• REQUIREMENT:
Count every line in the following listing that contains "Total", then report that count with nothing added.

========

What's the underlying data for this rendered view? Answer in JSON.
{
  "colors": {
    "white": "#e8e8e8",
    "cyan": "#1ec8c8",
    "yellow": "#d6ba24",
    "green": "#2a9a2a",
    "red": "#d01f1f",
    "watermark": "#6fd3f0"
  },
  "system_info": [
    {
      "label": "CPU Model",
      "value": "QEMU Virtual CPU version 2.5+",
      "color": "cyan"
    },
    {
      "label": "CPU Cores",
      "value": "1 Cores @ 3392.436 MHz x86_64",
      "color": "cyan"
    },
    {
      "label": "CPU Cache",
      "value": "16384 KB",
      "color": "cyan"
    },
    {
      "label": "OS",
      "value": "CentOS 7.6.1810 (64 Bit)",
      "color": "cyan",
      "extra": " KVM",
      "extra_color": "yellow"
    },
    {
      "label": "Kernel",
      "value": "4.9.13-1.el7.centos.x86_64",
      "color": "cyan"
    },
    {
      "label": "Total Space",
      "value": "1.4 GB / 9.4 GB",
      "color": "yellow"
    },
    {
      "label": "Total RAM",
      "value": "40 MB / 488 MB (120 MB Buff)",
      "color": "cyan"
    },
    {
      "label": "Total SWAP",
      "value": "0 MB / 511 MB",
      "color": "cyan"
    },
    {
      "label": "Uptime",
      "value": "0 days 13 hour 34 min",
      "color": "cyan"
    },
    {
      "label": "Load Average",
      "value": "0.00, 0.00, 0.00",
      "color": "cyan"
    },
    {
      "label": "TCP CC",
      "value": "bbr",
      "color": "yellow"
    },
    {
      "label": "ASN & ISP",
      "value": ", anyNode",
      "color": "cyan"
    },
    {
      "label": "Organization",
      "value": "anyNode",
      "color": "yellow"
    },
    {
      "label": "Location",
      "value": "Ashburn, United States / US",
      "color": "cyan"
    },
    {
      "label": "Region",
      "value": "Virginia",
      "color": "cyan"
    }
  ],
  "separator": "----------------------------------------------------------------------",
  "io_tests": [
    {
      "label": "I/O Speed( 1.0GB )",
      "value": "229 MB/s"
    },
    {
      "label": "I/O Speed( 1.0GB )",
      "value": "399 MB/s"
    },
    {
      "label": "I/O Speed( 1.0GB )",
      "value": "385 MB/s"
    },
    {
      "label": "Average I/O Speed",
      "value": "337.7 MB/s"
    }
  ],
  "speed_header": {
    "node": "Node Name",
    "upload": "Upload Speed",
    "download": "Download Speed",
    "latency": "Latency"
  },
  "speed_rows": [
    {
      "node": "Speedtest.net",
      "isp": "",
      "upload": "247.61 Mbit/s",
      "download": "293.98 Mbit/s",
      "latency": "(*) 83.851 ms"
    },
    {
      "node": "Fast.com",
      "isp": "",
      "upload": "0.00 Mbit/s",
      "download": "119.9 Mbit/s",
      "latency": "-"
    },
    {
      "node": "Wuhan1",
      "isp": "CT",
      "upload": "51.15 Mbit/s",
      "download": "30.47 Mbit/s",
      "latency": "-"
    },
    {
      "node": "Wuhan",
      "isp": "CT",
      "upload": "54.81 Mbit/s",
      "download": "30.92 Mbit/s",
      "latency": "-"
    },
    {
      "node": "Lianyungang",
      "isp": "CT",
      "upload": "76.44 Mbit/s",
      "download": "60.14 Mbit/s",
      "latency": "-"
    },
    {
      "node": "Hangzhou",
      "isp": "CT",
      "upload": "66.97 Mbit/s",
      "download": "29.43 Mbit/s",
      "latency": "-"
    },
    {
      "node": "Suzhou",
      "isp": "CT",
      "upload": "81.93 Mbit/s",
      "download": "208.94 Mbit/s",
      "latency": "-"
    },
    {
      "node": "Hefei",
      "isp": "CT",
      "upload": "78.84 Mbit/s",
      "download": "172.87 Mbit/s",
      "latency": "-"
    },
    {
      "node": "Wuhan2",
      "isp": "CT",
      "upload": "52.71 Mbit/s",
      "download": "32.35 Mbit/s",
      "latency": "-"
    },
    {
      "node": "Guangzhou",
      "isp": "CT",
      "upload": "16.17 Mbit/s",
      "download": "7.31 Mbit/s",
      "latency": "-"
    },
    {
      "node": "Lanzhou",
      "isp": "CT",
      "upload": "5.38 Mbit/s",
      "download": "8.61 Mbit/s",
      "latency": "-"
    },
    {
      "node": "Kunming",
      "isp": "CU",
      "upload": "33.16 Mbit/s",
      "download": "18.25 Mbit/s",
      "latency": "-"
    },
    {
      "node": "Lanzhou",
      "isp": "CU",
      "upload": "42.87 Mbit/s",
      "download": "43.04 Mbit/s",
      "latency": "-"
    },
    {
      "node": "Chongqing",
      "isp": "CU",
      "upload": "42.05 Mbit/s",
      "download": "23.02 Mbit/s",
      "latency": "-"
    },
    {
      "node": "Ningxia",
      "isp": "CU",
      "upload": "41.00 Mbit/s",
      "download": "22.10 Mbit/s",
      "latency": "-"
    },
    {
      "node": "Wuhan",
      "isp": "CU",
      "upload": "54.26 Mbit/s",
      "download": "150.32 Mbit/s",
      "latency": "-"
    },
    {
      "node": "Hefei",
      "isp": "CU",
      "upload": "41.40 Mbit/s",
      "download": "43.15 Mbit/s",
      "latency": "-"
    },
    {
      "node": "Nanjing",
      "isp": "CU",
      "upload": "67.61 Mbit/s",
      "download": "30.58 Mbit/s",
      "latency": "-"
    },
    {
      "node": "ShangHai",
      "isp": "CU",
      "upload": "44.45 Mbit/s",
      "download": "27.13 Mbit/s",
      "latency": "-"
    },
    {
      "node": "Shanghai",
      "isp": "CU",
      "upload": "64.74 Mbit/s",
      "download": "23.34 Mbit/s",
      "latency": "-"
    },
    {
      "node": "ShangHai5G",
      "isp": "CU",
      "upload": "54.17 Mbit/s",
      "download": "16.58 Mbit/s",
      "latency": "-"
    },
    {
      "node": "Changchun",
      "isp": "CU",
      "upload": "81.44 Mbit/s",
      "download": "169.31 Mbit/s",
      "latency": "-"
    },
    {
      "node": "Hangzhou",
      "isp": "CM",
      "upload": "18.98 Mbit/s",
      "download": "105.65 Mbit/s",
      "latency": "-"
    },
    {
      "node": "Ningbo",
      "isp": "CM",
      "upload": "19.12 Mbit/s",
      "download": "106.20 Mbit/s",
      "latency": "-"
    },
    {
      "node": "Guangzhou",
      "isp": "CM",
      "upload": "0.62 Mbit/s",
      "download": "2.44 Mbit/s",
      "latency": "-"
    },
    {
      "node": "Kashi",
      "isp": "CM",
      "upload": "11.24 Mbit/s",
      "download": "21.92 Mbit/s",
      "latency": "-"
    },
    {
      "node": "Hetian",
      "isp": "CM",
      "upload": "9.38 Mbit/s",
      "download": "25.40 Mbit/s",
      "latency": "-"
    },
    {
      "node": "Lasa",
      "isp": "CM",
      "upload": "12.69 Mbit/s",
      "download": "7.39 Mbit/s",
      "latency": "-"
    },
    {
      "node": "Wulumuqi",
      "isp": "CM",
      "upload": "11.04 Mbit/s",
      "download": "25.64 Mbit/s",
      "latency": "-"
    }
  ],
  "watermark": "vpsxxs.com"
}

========

• RESPONSE TO THE EXERCISE:
3